» **Task to carry out**
Locate all lines in the data below that hold "Olga" and show them.

───── Extracted information ─────

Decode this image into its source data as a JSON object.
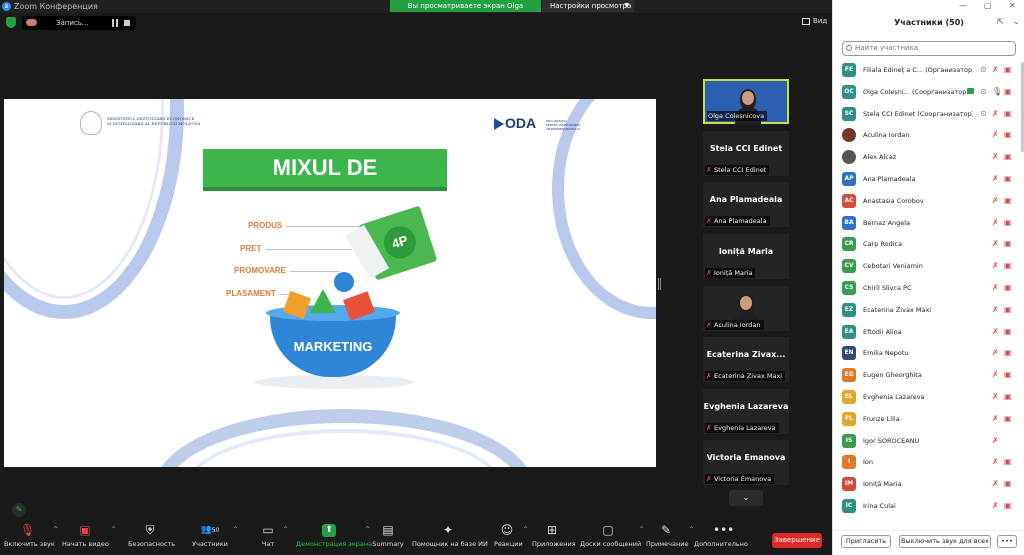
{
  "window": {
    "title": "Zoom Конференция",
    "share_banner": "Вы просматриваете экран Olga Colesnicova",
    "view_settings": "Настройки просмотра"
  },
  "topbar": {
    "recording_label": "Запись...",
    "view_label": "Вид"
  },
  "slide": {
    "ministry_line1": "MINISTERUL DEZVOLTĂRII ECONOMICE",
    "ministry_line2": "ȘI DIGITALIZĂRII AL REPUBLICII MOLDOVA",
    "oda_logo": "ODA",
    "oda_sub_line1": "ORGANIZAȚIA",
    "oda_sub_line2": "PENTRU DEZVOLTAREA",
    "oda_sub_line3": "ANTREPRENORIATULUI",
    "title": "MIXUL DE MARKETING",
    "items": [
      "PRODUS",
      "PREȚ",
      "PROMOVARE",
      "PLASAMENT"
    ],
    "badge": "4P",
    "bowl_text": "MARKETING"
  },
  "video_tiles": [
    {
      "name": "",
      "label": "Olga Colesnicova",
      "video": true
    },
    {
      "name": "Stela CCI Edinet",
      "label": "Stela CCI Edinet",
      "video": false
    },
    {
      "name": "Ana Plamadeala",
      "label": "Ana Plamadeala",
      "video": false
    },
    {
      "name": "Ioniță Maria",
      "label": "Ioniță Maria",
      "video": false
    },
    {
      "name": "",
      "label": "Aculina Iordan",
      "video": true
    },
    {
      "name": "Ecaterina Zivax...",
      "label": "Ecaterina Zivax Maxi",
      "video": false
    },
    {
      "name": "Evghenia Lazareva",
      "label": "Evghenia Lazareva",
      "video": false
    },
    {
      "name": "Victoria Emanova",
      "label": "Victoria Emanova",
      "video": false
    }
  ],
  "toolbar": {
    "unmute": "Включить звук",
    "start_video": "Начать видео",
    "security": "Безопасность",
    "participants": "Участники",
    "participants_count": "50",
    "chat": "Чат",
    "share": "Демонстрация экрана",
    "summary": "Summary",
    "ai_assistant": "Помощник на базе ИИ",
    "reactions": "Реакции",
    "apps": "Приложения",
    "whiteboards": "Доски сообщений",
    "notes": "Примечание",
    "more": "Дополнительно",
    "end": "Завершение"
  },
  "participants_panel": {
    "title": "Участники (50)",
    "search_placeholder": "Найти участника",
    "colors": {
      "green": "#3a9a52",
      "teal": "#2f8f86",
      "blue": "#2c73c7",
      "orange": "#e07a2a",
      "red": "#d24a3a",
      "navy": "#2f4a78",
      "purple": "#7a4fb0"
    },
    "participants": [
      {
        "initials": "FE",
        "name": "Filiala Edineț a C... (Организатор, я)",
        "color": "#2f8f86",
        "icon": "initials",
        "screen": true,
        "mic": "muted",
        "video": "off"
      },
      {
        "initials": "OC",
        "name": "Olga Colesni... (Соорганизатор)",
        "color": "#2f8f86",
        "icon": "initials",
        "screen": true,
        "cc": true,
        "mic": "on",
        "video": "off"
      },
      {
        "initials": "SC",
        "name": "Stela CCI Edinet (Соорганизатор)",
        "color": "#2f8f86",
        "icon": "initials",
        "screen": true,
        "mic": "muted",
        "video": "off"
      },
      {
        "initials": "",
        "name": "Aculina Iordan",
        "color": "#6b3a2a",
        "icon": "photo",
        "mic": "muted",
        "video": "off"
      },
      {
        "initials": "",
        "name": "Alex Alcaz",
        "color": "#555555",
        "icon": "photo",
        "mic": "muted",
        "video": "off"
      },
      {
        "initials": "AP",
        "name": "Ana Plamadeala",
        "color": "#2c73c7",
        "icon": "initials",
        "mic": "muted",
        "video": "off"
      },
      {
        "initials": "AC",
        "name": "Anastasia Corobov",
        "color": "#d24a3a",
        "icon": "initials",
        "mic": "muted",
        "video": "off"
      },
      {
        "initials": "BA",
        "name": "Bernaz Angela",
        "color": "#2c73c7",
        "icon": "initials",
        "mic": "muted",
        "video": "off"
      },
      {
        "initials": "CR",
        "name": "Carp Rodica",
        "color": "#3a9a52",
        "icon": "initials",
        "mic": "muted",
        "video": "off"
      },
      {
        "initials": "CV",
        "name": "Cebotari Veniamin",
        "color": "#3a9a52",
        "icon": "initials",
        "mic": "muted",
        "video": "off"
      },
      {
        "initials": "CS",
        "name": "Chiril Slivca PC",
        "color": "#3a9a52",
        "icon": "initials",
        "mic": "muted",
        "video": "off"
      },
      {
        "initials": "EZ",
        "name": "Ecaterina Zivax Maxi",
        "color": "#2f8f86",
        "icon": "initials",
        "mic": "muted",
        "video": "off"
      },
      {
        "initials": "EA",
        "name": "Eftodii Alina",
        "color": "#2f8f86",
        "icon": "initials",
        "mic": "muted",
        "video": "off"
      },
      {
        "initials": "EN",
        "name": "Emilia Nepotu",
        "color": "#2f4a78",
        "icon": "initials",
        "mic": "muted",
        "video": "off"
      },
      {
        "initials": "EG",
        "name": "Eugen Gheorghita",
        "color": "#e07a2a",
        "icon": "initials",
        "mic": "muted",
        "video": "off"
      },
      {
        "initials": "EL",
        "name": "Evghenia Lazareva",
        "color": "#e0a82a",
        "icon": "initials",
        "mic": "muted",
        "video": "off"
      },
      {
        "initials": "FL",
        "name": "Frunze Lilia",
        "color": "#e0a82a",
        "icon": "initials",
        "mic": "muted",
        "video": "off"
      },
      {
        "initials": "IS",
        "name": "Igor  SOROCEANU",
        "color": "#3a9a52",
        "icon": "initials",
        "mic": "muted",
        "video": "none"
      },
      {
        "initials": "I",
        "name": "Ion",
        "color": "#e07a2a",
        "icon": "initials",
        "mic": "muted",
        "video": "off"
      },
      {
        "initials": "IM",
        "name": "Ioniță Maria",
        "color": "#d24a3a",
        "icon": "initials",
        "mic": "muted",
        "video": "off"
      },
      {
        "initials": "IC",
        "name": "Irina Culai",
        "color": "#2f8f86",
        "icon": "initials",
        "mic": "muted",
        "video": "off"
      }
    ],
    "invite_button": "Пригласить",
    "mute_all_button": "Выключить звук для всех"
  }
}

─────

» **Answer space**
    "share_banner": "Вы просматриваете экран Olga Colesnicova",
      "label": "Olga Colesnicova",
        "name": "Olga Colesni... (Соорганизатор)",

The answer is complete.